Sign up
Here's how it works:
  1. Anybody can ask a question
  2. Anybody can answer
  3. The best answers are voted up and rise to the top

Let $K$ be a field and $n \geq 0$. Serre proved that $\text{Qcoh}_f(\mathbb{P}^n_K)$ is equivalent to the localization of $\text{grMod}_f(K[x_0,...,x_n])$, in which the inclusions $M_{\geq a} \to M$ become inverted. Here the index $f$ means "finitely presented".

What happens if we replace $K$ by an arbitrary ring? If it fails in general, what happens for nice rings, for example finitely generated reduced algebras over a field, or just $\mathbb{Z}$? If it even fails in that case, are the categories equivalent after passing to the ind-categories?

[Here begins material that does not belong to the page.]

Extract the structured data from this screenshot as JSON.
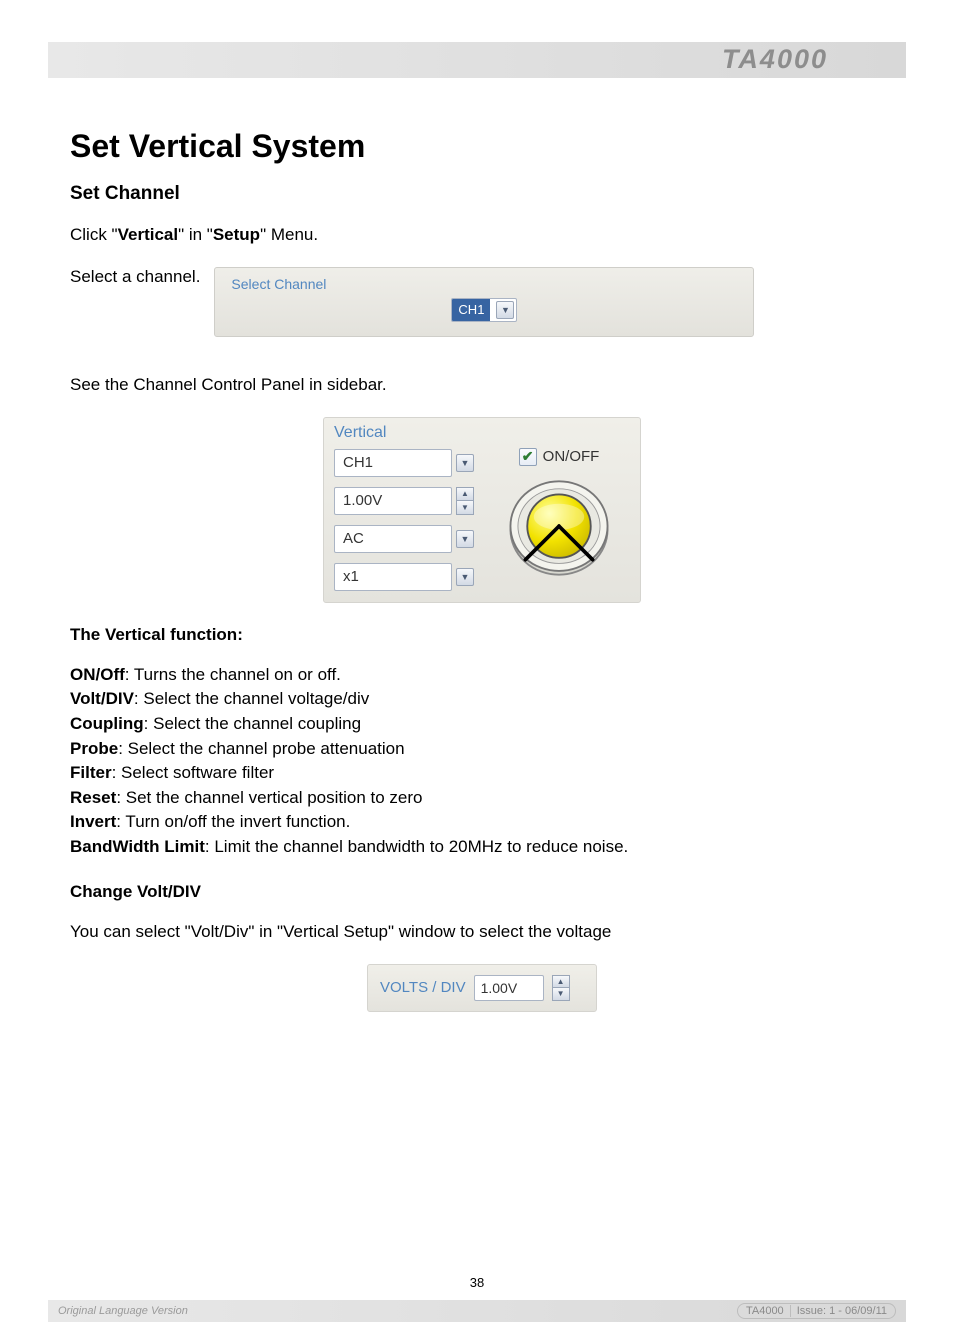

Let me elaborate a bit the question: Let $R$ be a ring. Define the following category $C$. Objects are finitely presented graded $R[x_0,...,x_n]$-modules (it's OK for me to restrict to $R$ noetherian, so that in this case these are just the finitely generated graded modules). Alternatively and perhaps a little bit more naturally in this context, we could take graded modules $M$ as objects such that there is some $a$ such that $M_{\geq a}$ is finitelys presented. A morphism in $C$ is an equivalence class of homomorphisms of graded modules. Here two homomorphisms $f,g : M \to N$ are equivalent iff they are equals in all large degrees, i.e. if there is some integer $a$ such that $f_{\geq a} = g_{\geq a}$. Then we have a functor $C \to \text{Qcoh}_f(\mathbb{P}^n_R), M \mapsto \widetilde{M}$. If $R$ is a field, then in Serre's FAC (Faisceaux Algebriques Coherents, III.3., Prop. 5 and Prop. 6) states that this functor is an equivalence of categories. Perhaps we can just use the same proof to generalize it to other rings, too?

share|cite|improve this question
I've already asked a variant of this question some weeks ago, but I had to delete it because some of my assumptions were wrong. – Martin Brandenburg Mar 11 '11 at 14:25
I was wondering about this myself the other day. – B. Bischof Mar 11 '11 at 14:42
Is R commutative or not? If R is noncommutative, what is the definition of n-projective space over R – Shizhuo Zhang Mar 11 '11 at 15:56
Rings are assumed to be commutative here. – Martin Brandenburg Mar 13 '11 at 12:19
up vote 8 down vote accepted

Serre's proof can indeed be generalized to noetherian rings - or even noetherian schemes - once you have proved that for a projective morphism between (locally) noetherian schemes the higher direct images of coherent sheaves are again coherent. You find all the arguments in EGA III, Section 2.3, in particular Scholie (2.3.3) answers your question affirmatively for noetherian rings.

share|cite|improve this answer
Great, thanks a lot! – Martin Brandenburg Mar 13 '11 at 12:36

Your Answer


By posting your answer, you agree to the privacy policy and terms of service.

Not the answer you're looking for? Browse other questions tagged or ask your own question.